The southern toad is native and too often confused for the invasive exotic giant toad – the cane toad – in our area. Giant toads go by several local names, depending on where you are located. In Florida, the most common names are cane toad, faux toad, or Bufo toad. Outside Florida, many people call them marine toads. The local name “Bufo toad” comes from the former scientific name (Bufo marinus). In 2008, the cane toad was split off into a new group of South American beaked toads (Rhinella). The current name is Rhinella marina. They are native to extreme south Texas to South America. They were introduced in many countries around the world in an attempt to control insects in sugarcane fields, a failed experiment.
Cane toads were discovered breeding in an isolated area on Sanibel in 2013 near Fulgur Street and Middle Gulf Drive during annual frog call surveys conducted by the Sanibel-Captiva Conservation Foundation and and the J.N. “Ding” Darling National Wildlife Refuge. All 10 breeding adults were removed from a small wetland, but the damage was already done: eggs had been deposited. From there, cane toads used the beach to move westward down the island and eventually to move across the whole island. They are now all the way to South Seas Plantation on Captiva (yes, they hopped across the bridge at Blind Pass).
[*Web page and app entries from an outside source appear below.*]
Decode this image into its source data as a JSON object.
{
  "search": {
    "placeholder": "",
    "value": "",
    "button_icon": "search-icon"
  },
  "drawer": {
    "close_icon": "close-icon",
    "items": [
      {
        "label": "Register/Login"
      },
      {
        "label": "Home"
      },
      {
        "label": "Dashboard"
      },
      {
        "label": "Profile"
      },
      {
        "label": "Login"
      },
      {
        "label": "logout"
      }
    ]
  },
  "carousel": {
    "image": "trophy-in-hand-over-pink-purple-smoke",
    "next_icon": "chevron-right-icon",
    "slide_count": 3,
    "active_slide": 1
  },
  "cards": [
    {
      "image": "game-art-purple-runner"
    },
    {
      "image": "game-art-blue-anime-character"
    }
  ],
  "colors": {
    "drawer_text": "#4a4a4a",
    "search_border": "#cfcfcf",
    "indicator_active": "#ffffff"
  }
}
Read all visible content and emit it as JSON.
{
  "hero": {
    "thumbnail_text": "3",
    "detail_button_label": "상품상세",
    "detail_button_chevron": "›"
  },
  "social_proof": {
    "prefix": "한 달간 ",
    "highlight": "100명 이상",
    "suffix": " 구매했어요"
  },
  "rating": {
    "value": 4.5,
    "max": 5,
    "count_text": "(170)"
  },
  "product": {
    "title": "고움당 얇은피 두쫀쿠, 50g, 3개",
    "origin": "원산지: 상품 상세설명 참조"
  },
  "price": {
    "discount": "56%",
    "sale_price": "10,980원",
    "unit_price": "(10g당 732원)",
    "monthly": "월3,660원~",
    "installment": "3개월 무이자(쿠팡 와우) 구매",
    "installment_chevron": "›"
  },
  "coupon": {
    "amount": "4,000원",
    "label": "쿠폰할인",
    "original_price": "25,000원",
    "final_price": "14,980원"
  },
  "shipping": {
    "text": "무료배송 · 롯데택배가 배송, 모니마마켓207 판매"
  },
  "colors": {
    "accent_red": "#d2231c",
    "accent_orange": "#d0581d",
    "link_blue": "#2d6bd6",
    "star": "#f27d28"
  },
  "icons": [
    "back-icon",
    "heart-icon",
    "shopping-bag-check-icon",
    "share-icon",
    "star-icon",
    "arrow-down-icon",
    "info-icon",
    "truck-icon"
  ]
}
It is unknown how they originally got to this area on Sanibel, but it is likely that juveniles (tadpoles or toadlets) were accidentally brought in by way of potted plants, sod, fill dirt, or mulch in that area. They were certainly localized to that area in the beginning as they were never reported by anyone (by way of pictures, roadkill, or even hearsay) and were never documented anywhere in frog call surveys. The young toads likely grew to adults and waited for the right opportunity to breed. When water levels rose to the right height to fill in temporary wetlands, the toads bred and that is when they began to expand their range.
Cane toads are large, reaching 4-6 inches in length (not stretched out) as opposed to southern toads that are typically 2-3 inches in length. Cane toads have enlarged parotoid glands behind the head that carry a toxin called bufotoxin that is very potent, especially to smaller animals like dogs, cats and native wildlife. They are not aggressive, but will ooze this toxin out of the glands if they are threatened, such as being picked up in a dog’s mouth. Our native southern toad is often mistaken because of their similar “toad-like” features. However, southern toads have small parotoid glands, cranial crests (ridges) between the eyes and the head has a stouter profile. Cane toads have a more compressed head profile and ridges on the eyelids (like eyebrows) and are much larger on average. Newly metamorphized toadlets of these two species are mostly indistinguishable from each other.
Chris Lechowicz is a herpetologist and the wildlife and habitat manager at the Sanibel-Captiva Conservation Foundation. For more information, visit www.sccf.org.